The ODP standards, and this text, assume a model where distributed applications are running in multiple processes in multiple computers linked by communications. The application programmer will be supported by a programming environment and run-time system that will make many aspects of distribution in the system transparent. For instance the programmer may not have to worry about where the parts of the application are running, this can all be taken care of, if required; this is called location transparency.
There is another approach to supporting applications in a distributed system, that is by using a distributed operating system. On every computer system with an operating system the O/S provides an interface which the programs use to obtain services, such as input and output.
In a distributed operating system this interface is enhanced so that a program may be run on any computer in the distributed system and access data on any other computer. The operating system provides data, execution and location transparency, often through an extended naming scheme. The advantage of a distributed operating system is that is uses an interface below that of the application program. This means the existing programming environments may be used, the programmer may use the system with little or no extra training, and in some cases existing software may be used. The disadvantage is that a number of problems are left for the programmer and user to handle, for instance concurrency; and because of the advantage above, programmers are given little support for this. Essentially, the Distributed Operating System dictates the policies of distribution for all aspects of programming. This means that the programmer is not able to use the distributed functionality in an application specific way to optimize a solution.
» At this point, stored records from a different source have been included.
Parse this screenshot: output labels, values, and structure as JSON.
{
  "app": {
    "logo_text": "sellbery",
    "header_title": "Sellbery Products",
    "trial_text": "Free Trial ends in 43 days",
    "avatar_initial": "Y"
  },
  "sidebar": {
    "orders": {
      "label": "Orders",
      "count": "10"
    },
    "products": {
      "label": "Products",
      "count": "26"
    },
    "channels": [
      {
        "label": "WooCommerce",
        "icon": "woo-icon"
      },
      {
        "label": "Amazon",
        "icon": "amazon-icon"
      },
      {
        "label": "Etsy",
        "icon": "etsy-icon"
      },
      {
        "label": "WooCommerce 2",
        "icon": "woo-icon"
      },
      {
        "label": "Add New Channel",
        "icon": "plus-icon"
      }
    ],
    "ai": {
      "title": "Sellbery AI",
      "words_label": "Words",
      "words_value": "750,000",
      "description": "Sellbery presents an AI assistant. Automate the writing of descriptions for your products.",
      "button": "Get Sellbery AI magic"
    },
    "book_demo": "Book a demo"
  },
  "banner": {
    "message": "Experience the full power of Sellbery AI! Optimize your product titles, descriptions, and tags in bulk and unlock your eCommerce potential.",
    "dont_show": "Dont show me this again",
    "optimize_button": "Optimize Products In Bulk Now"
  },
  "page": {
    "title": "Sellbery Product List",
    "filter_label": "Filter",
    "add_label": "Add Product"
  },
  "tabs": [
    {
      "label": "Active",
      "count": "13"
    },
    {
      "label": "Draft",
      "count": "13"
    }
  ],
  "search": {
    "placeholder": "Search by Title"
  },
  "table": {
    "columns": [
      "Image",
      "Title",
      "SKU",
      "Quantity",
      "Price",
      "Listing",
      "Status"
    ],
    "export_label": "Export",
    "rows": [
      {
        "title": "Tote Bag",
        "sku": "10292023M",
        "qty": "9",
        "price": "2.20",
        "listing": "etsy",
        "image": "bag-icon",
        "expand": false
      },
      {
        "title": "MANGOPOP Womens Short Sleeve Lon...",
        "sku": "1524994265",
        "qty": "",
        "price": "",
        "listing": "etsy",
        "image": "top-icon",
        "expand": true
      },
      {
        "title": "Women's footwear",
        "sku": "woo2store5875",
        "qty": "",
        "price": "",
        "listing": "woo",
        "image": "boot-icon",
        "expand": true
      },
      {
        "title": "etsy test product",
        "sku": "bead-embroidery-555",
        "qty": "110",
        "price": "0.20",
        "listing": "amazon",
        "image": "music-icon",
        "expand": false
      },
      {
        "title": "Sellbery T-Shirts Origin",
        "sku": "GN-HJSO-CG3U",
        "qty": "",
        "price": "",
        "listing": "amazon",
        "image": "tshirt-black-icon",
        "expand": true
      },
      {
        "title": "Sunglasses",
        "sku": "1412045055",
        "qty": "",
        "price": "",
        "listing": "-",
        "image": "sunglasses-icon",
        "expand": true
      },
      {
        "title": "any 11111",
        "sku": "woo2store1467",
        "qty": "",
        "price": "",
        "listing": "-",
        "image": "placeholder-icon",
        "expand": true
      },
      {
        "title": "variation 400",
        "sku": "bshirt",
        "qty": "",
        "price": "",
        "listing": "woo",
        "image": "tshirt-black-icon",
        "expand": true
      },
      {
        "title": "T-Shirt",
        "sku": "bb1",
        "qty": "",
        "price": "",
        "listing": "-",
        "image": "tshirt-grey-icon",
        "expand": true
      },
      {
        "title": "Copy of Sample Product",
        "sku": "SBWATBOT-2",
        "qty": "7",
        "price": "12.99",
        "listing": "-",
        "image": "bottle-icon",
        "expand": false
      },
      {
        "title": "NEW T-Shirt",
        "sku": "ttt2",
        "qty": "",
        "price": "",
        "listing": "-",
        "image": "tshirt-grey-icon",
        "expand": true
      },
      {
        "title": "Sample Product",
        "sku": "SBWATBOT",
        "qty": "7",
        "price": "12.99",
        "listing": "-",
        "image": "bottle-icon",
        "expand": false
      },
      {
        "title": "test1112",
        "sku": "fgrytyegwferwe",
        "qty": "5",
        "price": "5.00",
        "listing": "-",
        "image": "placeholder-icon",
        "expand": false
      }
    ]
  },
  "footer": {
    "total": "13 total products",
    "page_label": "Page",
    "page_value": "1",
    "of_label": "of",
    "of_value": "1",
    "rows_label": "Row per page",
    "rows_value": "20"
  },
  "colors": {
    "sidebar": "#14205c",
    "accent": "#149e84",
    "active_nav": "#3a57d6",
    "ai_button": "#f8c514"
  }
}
Another major disadvantage is that the distributed system is tied to a style of operating system interface. There are lots of different operating systems today, to meet different requirements (real or imaginary); there is no reason why future distributed systems will not need different operating system interfaces. Consequently it is not possible to build a truly heterogeneous open distributed system by building it on top of an homogeneous distributed operating system.
The ODP model provides an application interface to the distributed system. This interface is extremely simple and is concerned with aspects of distribution only. The application may still be run on any local operating system that is appropriate.
The ODP model does include the use of distributed operating systems, but would require any particular type of distributed operating system to interwork with other types through ODP and with also with non-distributed operating systems. The applications would see no difference. One popular implementors specification for some parts of ODP is the Common Object Request Broker Architecture. This is covered in chapter 7.